New restrictions at the Harvard-Yale Game in New Haven this year will require tailgates to end by the beginning of the third quarter and will prohibit drinking games or drinking paraphernalia, Yale College announced yesterday.
Unlike last year in Cambridge, student group tailgates this year will be split across several different fields, with all Harvard House and Yale Residential College tailgates occupying a single lot.
Unlike the Game last year at Harvard, Yale will allow kegs and U-Hauls for the event, but Houses and Residential Colleges may only bring one U-Haul each.
Last year, in response to widespread concern about underage drinking and pressure from the Boston Police Department, the Harvard Office of Student Activities implemented a number of restrictions centralizing all undergraduate tailgating and banning U-Hauls entirely. Last year’s tailgate also saw centralized liquor distribution and ticketed alums and guests. The College has also banned kegs at the Game, in Cambridge, since 2002.
Associate Dean of Student Affairs for Yale College Betty Trachtenberg attributed the new restrictions to concerns over student safety at tailgates, particularly at previous Harvard-Yale games. She also said the rules were aimed to encourage higher student turnout inside the stadium.
“There’s a football game going on,” Trachtenberg said. “It’s not an alcohol contest for the student body.”
This year’s regulations also prohibit students from standing on top of trucks or other vehicles.
Student reaction to the regulations, which apply to all Yale football games starting Nov. 5, was mixed.
“I think it’s perfectly reasonable to ask people to go to a small part of the Game,” said Yale College Council (YCC) president Steven C. Syverud, who is a senior.
But Undergraduate Council vice-president Clay T. Capp ’06 disagreed.
“They shouldn’t be telling us whether we’re interested in the football game or not,” Capp said. “They’re even acknowledging that some people might not be interested if they’re giving buses at halftime,” he added, citing Yale’s new rule that buses “in adequate numbers” will be provided to accommodate students who wish to return to campus after half-time once the tailgate has ended.
And UC president Matthew J. Glazer ’06 echoed Capp’s concerns that the regulations could potentially encourage students to drink harder.
“A lot of students enjoy the activities that surround [the Game], most especially the tailgates,” Glazer said. “I appreciate efforts to encourage students to go to the games—they’re great games to go to, but it shouldn’t be as a result of forcing students to leave another activity that they enjoy.”
“I’m not really convinced that ending the tailgate early will [prevent or curb binge drinking],” Capp said, “I think they’re conflating fun with binge drinking.”
But Lowell House Committee (HoCo) chair Neil K. Mehta ’06 said that in spite of disappointment over the ban on drinking games and limited tailgating, he thought the rules were sensible.
“I think [Yale has] taken the right steps by keeping people off the top of U-Hauls and trying to make it clear that they care about the safety of students, but not encouraging students to drink hard liquor, which I think was detrimental last year,” Mehta said.
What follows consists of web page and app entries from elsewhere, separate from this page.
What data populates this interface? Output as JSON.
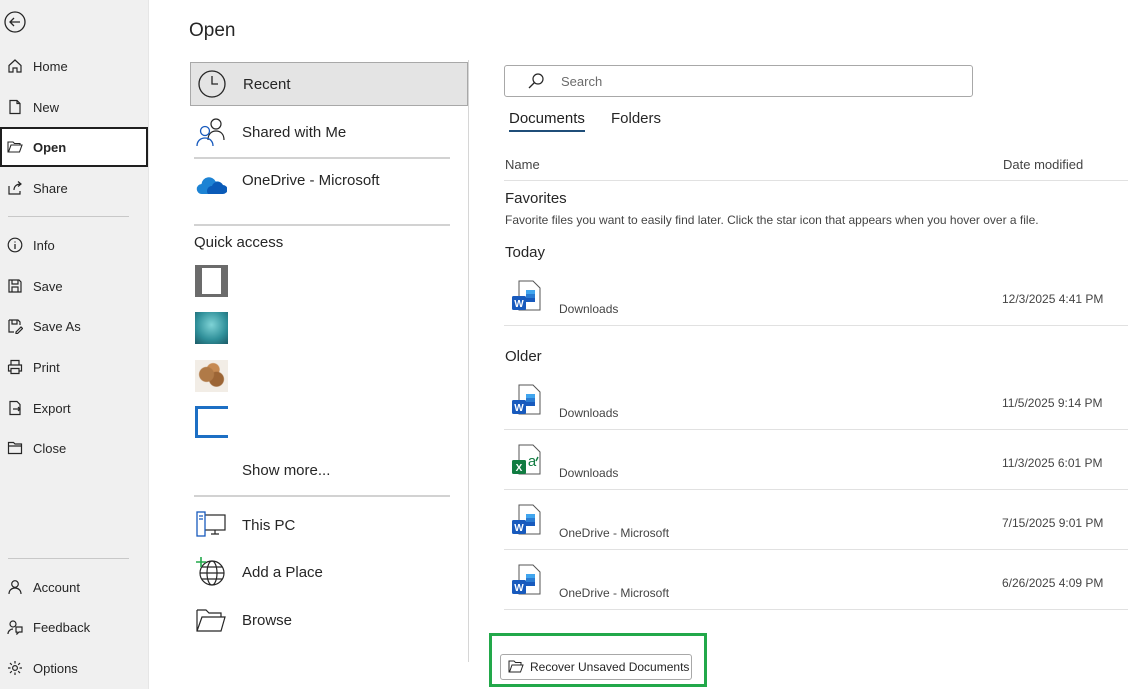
{
  "nav": {
    "back_label": "back-arrow-icon",
    "items": [
      {
        "label": "Home",
        "icon": "home-icon"
      },
      {
        "label": "New",
        "icon": "new-document-icon"
      },
      {
        "label": "Open",
        "icon": "open-folder-icon",
        "active": true
      },
      {
        "label": "Share",
        "icon": "share-icon"
      },
      {
        "label": "Info",
        "icon": "info-icon"
      },
      {
        "label": "Save",
        "icon": "save-icon"
      },
      {
        "label": "Save As",
        "icon": "save-as-icon"
      },
      {
        "label": "Print",
        "icon": "print-icon"
      },
      {
        "label": "Export",
        "icon": "export-icon"
      },
      {
        "label": "Close",
        "icon": "close-folder-icon"
      },
      {
        "label": "Account",
        "icon": "account-icon"
      },
      {
        "label": "Feedback",
        "icon": "feedback-icon"
      },
      {
        "label": "Options",
        "icon": "options-icon"
      }
    ]
  },
  "page_title": "Open",
  "locations": {
    "recent": "Recent",
    "shared": "Shared with Me",
    "onedrive": "OneDrive - Microsoft",
    "quick_access_title": "Quick access",
    "show_more": "Show more...",
    "this_pc": "This PC",
    "add_place": "Add a Place",
    "browse": "Browse"
  },
  "search": {
    "placeholder": "Search"
  },
  "tabs": {
    "documents": "Documents",
    "folders": "Folders"
  },
  "columns": {
    "name": "Name",
    "date": "Date modified"
  },
  "favorites": {
    "title": "Favorites",
    "hint": "Favorite files you want to easily find later. Click the star icon that appears when you hover over a file."
  },
  "groups": {
    "today": "Today",
    "older": "Older"
  },
  "files": [
    {
      "app": "word",
      "location": "Downloads",
      "date": "12/3/2025 4:41 PM"
    },
    {
      "app": "word",
      "location": "Downloads",
      "date": "11/5/2025 9:14 PM"
    },
    {
      "app": "excel",
      "location": "Downloads",
      "date": "11/3/2025 6:01 PM"
    },
    {
      "app": "word",
      "location": "OneDrive - Microsoft",
      "date": "7/15/2025 9:01 PM"
    },
    {
      "app": "word",
      "location": "OneDrive - Microsoft",
      "date": "6/26/2025 4:09 PM"
    }
  ],
  "recover": {
    "label": "Recover Unsaved Documents"
  },
  "colors": {
    "accent_green": "#22a84a",
    "word_blue": "#185abd",
    "excel_green": "#107c41",
    "tab_underline": "#1f4e79"
  }
}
Mehta said HoCos this year would have to find another way to attract students to their tailgates, now that “novelty items” such as Beirut and ice luges are banned.
Anyone, including student groups and non-HoCo student groups can purchase permits for tailgating on other fields for 13 dollars on a first-come, first-serve basis, according to Trachtenberg.
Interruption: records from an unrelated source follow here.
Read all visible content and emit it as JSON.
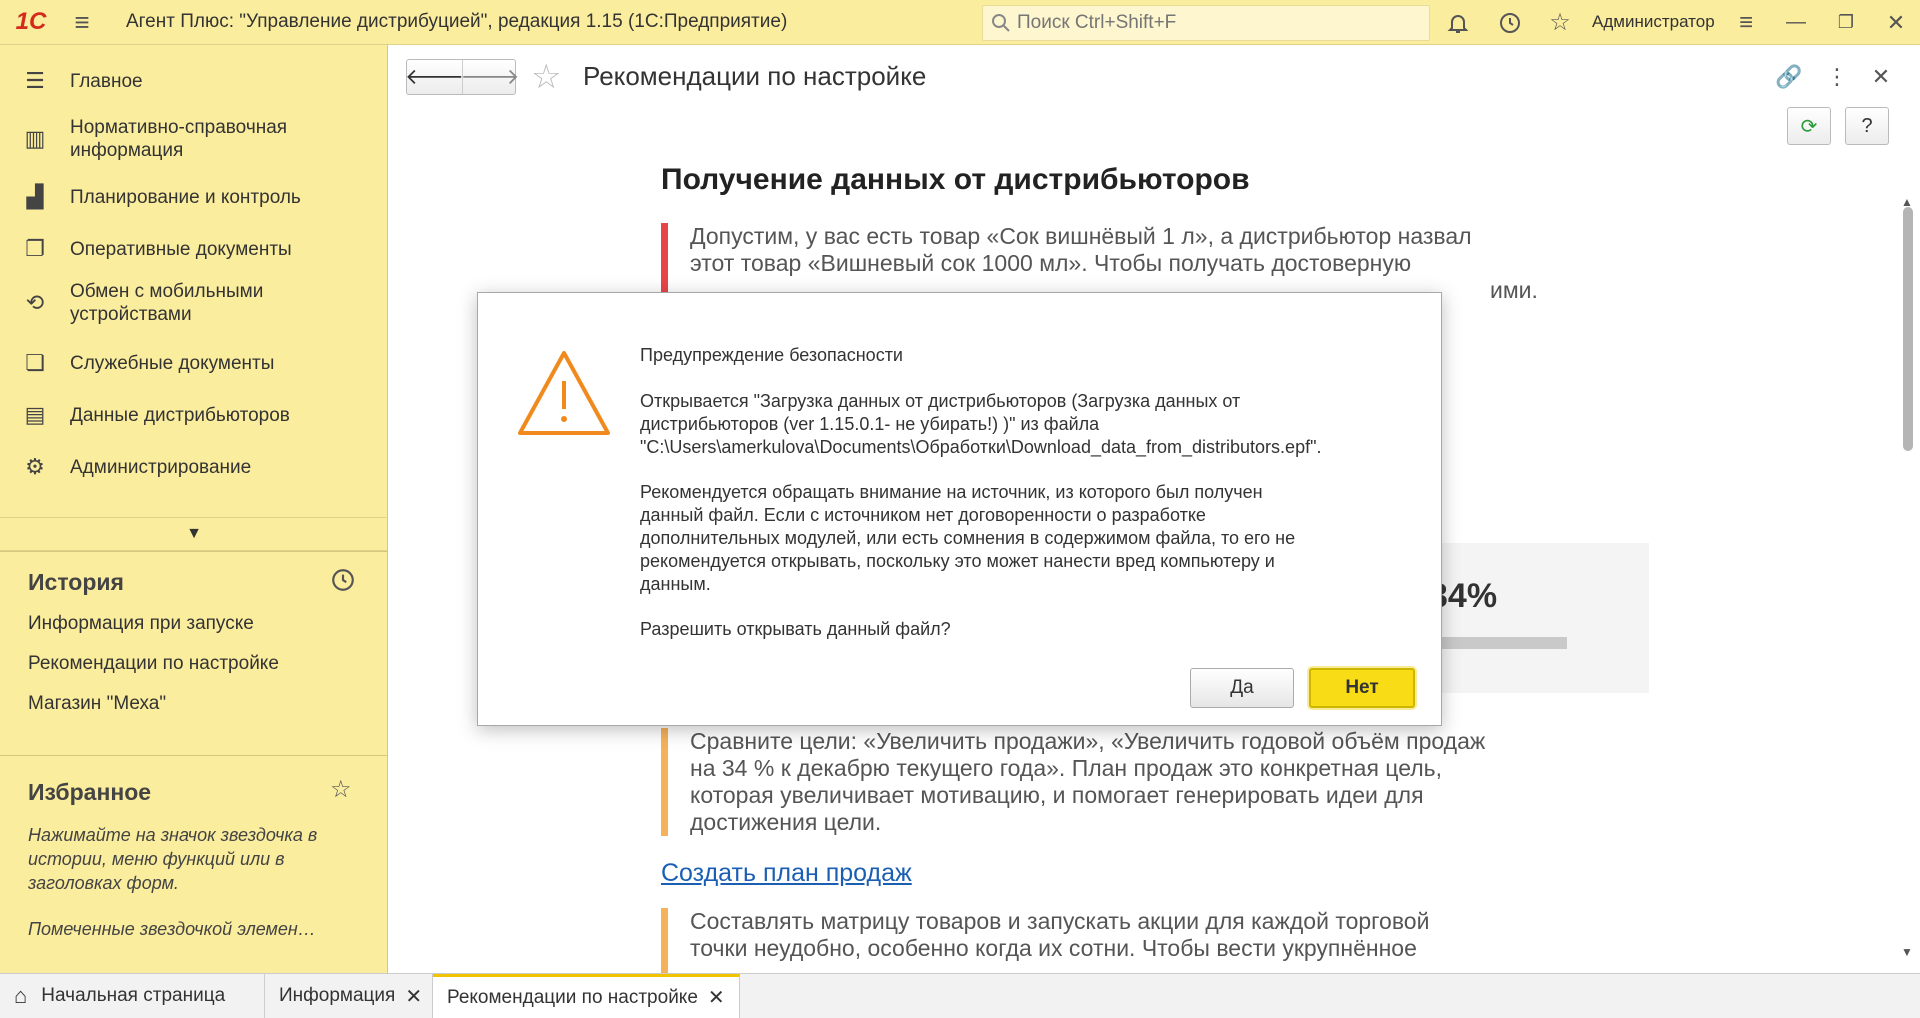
{
  "app": {
    "logo": "1С",
    "title": "Агент Плюс: \"Управление дистрибуцией\", редакция 1.15  (1С:Предприятие)",
    "search_placeholder": "Поиск Ctrl+Shift+F",
    "user": "Администратор"
  },
  "sidebar": {
    "items": [
      {
        "label": "Главное",
        "icon": "menu-icon"
      },
      {
        "label": "Нормативно-справочная информация",
        "icon": "catalog-icon"
      },
      {
        "label": "Планирование и контроль",
        "icon": "chart-icon"
      },
      {
        "label": "Оперативные документы",
        "icon": "documents-icon"
      },
      {
        "label": "Обмен с мобильными устройствами",
        "icon": "sync-icon"
      },
      {
        "label": "Служебные документы",
        "icon": "service-docs-icon"
      },
      {
        "label": "Данные дистрибьюторов",
        "icon": "distributor-data-icon"
      },
      {
        "label": "Администрирование",
        "icon": "gear-icon"
      }
    ],
    "history": {
      "title": "История",
      "items": [
        "Информация при запуске",
        "Рекомендации по настройке",
        "Магазин \"Меха\""
      ]
    },
    "favorites": {
      "title": "Избранное",
      "hint": "Нажимайте на значок звездочка в истории, меню функций или в заголовках форм.",
      "hint2": "Помеченные звездочкой элемен…"
    }
  },
  "tabs": [
    {
      "label": "Начальная страница",
      "icon": "home-icon",
      "closable": false,
      "active": false
    },
    {
      "label": "Информация",
      "closable": true,
      "active": false
    },
    {
      "label": "Рекомендации по настройке",
      "closable": true,
      "active": true
    }
  ],
  "form": {
    "title": "Рекомендации по настройке",
    "refresh_label": "⟳",
    "help_label": "?"
  },
  "content": {
    "heading": "Получение данных от дистрибьюторов",
    "p1_line1": "Допустим, у вас есть товар «Сок вишнёвый 1 л», а дистрибьютор назвал",
    "p1_line2": "этот товар «Вишневый сок 1000 мл». Чтобы получать достоверную",
    "p1_line3_tail": "ими.",
    "percent_fragment": "34%",
    "p2_line1": "Сравните цели: «Увеличить продажи», «Увеличить годовой объём продаж",
    "p2_line2": "на 34 % к декабрю текущего года». План продаж это конкретная цель,",
    "p2_line3": "которая увеличивает мотивацию, и помогает генерировать идеи для",
    "p2_line4": "достижения цели.",
    "link": "Создать план продаж",
    "p3_line1": "Составлять матрицу товаров и запускать акции для каждой торговой",
    "p3_line2": "точки неудобно, особенно когда их сотни. Чтобы вести укрупнённое"
  },
  "dialog": {
    "title": "Предупреждение безопасности",
    "para1_l1": "Открывается \"Загрузка данных от дистрибьюторов (Загрузка данных от",
    "para1_l2": "дистрибьюторов (ver 1.15.0.1- не убирать!) )\" из файла",
    "para1_l3": "\"C:\\Users\\amerkulova\\Documents\\Обработки\\Download_data_from_distributors.epf\".",
    "para2_l1": "Рекомендуется обращать внимание на источник, из которого был получен",
    "para2_l2": "данный файл. Если с источником нет договоренности о разработке",
    "para2_l3": "дополнительных модулей, или есть сомнения в содержимом файла, то его не",
    "para2_l4": "рекомендуется открывать, поскольку это может нанести вред компьютеру и",
    "para2_l5": "данным.",
    "question": "Разрешить открывать данный файл?",
    "yes_label": "Да",
    "no_label": "Нет"
  }
}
Discussions concerning tailgating policies for all football games have involved the Council of Masters, members of Yale’s athletic department, and athletic team captains, YCC Vice President Marissa Brittenham said.
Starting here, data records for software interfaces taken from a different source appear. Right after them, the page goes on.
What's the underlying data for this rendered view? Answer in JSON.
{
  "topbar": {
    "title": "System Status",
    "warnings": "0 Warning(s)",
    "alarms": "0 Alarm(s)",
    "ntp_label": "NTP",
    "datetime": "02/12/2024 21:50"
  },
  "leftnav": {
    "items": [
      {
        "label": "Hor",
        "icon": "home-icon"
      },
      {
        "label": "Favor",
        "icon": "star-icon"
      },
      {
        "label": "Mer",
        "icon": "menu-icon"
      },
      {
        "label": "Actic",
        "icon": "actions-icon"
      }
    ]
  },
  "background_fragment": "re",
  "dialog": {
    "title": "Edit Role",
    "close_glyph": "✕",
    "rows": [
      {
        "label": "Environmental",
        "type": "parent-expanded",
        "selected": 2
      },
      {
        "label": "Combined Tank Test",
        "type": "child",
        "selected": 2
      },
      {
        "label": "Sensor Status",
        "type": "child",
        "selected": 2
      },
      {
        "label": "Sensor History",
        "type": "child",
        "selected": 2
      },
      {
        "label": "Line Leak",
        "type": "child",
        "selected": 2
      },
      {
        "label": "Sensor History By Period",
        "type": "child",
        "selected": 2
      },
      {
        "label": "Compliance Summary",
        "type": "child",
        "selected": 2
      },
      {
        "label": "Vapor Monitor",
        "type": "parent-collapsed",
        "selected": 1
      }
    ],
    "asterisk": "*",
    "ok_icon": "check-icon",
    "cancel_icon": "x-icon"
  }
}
But while Kidd said that University Hall was consulted on these policies, Glazer and Capp said that Harvard undergraduates were not part of the discussion.
The revised rules for the Game come at the same time that a separate 13-member committee is reassessing Yale’s overall alcohol policies.
Trachtenberg said the restrictions on the Game are not open to reconsideration this year, and may be in place for years to come.
“This is our first and final version,” she said.
Last year, in response to student concerns over the new tailgating regulations, the OSA and the Undergraduate Council worked together to revise the original restrictions, which were explained to HoCos late last Sept.
But Brittenham said that, to her understanding, the committee reassessing Yale tailgating rules had already reviewed the policies extensively.
—Staff writer Margaret W. Ho can be reached at firstname.lastname@example.org. —Staff writer Joshua P. Rogers can be reached at email@example.com.